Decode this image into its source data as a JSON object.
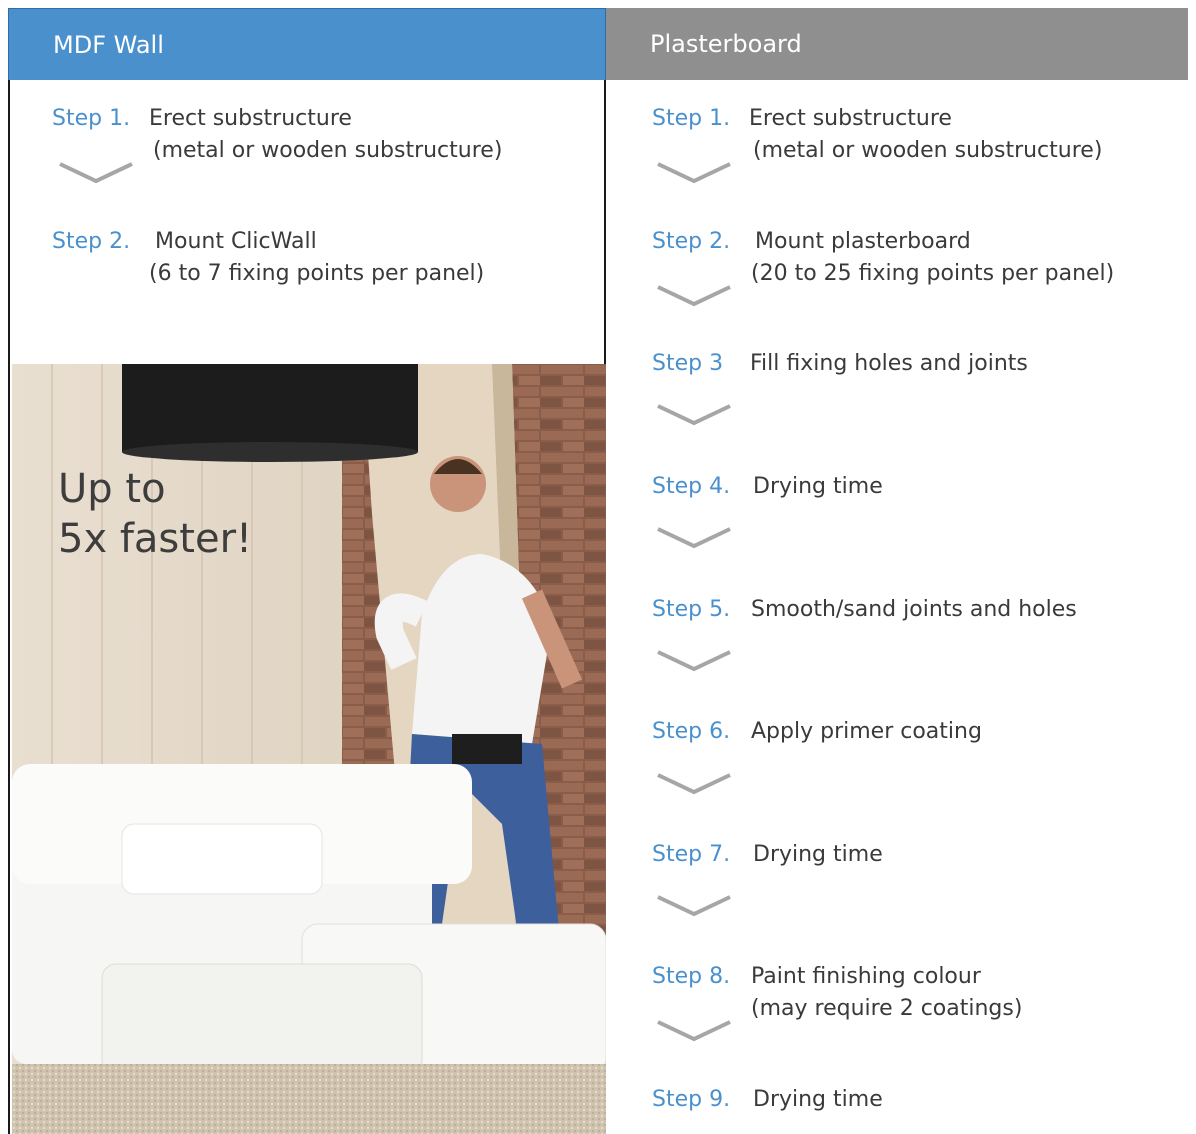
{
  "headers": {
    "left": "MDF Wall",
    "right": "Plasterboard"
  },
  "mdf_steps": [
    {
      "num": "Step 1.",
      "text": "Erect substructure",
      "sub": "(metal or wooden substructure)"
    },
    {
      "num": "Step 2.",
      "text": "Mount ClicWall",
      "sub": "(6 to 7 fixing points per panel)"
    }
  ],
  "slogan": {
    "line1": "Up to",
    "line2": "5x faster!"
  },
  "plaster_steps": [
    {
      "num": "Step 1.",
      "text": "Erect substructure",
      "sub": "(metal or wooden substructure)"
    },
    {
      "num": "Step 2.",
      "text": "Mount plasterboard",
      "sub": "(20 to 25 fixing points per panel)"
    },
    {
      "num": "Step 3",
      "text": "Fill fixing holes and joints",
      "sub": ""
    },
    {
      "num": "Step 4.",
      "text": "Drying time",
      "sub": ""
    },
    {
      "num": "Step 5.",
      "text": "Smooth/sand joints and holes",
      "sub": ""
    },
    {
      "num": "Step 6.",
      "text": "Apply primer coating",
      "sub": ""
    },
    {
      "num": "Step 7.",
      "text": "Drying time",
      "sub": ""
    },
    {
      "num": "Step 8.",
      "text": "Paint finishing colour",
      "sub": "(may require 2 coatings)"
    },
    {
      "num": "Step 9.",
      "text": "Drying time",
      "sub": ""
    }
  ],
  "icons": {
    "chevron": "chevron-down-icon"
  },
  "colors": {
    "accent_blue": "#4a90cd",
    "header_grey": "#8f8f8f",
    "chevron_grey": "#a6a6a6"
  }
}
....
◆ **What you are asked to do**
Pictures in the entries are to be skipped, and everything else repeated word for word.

◆ **Result**
Decode this image into its source data as a JSON object.
{
  "headers": {
    "left": "MDF Wall",
    "right": "Plasterboard"
  },
  "mdf_steps": [
    {
      "num": "Step 1.",
      "text": "Erect substructure",
      "sub": "(metal or wooden substructure)"
    },
    {
      "num": "Step 2.",
      "text": "Mount ClicWall",
      "sub": "(6 to 7 fixing points per panel)"
    }
  ],
  "slogan": {
    "line1": "Up to",
    "line2": "5x faster!"
  },
  "plaster_steps": [
    {
      "num": "Step 1.",
      "text": "Erect substructure",
      "sub": "(metal or wooden substructure)"
    },
    {
      "num": "Step 2.",
      "text": "Mount plasterboard",
      "sub": "(20 to 25 fixing points per panel)"
    },
    {
      "num": "Step 3",
      "text": "Fill fixing holes and joints",
      "sub": ""
    },
    {
      "num": "Step 4.",
      "text": "Drying time",
      "sub": ""
    },
    {
      "num": "Step 5.",
      "text": "Smooth/sand joints and holes",
      "sub": ""
    },
    {
      "num": "Step 6.",
      "text": "Apply primer coating",
      "sub": ""
    },
    {
      "num": "Step 7.",
      "text": "Drying time",
      "sub": ""
    },
    {
      "num": "Step 8.",
      "text": "Paint finishing colour",
      "sub": "(may require 2 coatings)"
    },
    {
      "num": "Step 9.",
      "text": "Drying time",
      "sub": ""
    }
  ],
  "icons": {
    "chevron": "chevron-down-icon"
  },
  "colors": {
    "accent_blue": "#4a90cd",
    "header_grey": "#8f8f8f",
    "chevron_grey": "#a6a6a6"
  }
}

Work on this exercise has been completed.